But the results were far from a ringing endorsement of Sarbanes-Oxley controls. For example, at companies where management was responsible for certifying the financial statements — the control that was associated with the largest reduction in median loss — it took companies longer to actually uncover a fraud. Those companies took a median of 18 months to detect the fraud, compared to 15 months for companies that did not require management to certify financial statements.

Stranger still, when it came to specifically to financial statement fraud — the very type of fraud that prompted Sarbanes-Oxley — companies victimized by fraud actually appeared to suffer fewer losses if they did not have Sarbanes-Oxley controls in place. “Organizations with these controls in place experienced greater fraudulent financial statement manipulations than organizations lacking these controls,” the report noted.

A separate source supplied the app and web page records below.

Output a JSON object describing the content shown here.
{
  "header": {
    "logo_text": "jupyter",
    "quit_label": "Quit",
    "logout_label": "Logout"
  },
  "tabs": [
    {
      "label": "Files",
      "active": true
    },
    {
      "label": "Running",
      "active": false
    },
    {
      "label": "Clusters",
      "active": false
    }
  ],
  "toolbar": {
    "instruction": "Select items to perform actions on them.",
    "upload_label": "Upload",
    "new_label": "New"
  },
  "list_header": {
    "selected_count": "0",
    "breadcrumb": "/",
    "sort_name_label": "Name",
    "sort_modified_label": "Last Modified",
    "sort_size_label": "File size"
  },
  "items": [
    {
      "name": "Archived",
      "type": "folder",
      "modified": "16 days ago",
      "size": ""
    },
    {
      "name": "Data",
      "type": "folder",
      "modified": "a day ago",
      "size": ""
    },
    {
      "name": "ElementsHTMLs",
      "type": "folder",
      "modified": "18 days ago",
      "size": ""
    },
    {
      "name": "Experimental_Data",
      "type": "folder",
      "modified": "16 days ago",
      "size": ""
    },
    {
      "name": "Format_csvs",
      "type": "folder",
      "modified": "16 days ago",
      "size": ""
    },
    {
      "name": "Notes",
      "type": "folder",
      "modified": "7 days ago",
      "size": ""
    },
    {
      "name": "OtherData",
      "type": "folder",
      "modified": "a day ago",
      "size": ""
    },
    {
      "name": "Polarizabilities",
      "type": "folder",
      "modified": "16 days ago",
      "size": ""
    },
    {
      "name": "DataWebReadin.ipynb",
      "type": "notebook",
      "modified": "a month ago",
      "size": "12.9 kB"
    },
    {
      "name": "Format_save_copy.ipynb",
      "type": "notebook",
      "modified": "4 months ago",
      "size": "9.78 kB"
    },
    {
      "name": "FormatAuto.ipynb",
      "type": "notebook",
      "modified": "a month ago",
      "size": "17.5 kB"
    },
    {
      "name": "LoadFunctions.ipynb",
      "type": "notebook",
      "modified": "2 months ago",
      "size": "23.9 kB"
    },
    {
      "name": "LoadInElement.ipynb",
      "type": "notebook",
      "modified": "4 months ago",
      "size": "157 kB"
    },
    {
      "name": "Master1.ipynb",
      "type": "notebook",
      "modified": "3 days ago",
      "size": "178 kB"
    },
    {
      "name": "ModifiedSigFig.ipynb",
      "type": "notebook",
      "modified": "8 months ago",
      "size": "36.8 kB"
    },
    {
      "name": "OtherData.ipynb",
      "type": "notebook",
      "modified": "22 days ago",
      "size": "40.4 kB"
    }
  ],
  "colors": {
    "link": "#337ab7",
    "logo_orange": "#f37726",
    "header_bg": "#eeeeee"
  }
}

Specifically, the report looked at controls including management certification of financial statements, external auditors, independent audit committees, management reviews of internal controls and hotlines for reporting fraud. Only hotlines were correlated with a reduction in median loss. Indeed, companies with independent audit committees actually experienced losses that were as much as 367 percent greater than companies without them.

“Internal controls are like locks on a door,” says Lance Randolph, a fraud expert at CBIZ Accounting, Tax & Advisory Services, and an ACFE member. “The more sophisticated a lock you have, the better a deterrent it is, but someone who is truly knowledgeable can defeat any internal control.”

Randolph acknowledged being surprised by the findings. He said that one explanation could be that since most frauds occur over an average period of two years, some of the companies surveyed might not have fully implemented Sarbox. He also noted that although Sarbox has been most successful at stamping out fraud at lower levels in companies, it has been less successful at reducing financial statement manipulation among top executives — particularly because internal auditors often report to the CFO.

As companies continue to adjust to Sarbox, problems with manipulation of financial statements should improve, says Randolph, who expects the ACFE’s study two years from now to produce different results. The current study also seems to contradict a report produced last year by Deloitte, which found that financial statement frauds had tapered off since 2003.

The Deloitte study analyzed 344 Securities and Exchange Commission “accounting and auditing enforcement releases,” or AAERs, dealing with financial-statement fraud between 2000 and 2006. The SEC uses AAERs to report any antifraud actions it takes. The Deloitte report found that the number of AAERs doubled between 2001 and 2002, and then rose by an additional 43 percent in 2003, peaking at 77. Since then, the SEC has issued an annual average of 50 fraud-enforcement actions.

It also found that on average it took the SEC 4.7 years from the start of a fraud scheme to the issuance of a release. The longest case took 18 years, according to the report, and the average delay increased by 33 percent between 2004 and 2006. This could buttress Randolph’s argument that ACFE’s findings are skewed because some of the frauds reported occurred before Sarbox was in place.

Click here to see the ACFE’s list of Sarbanes-Oxley-related internal controls in financial statement fraud cases.

4 Powerful Communication Strategies for Your Next Board Meeting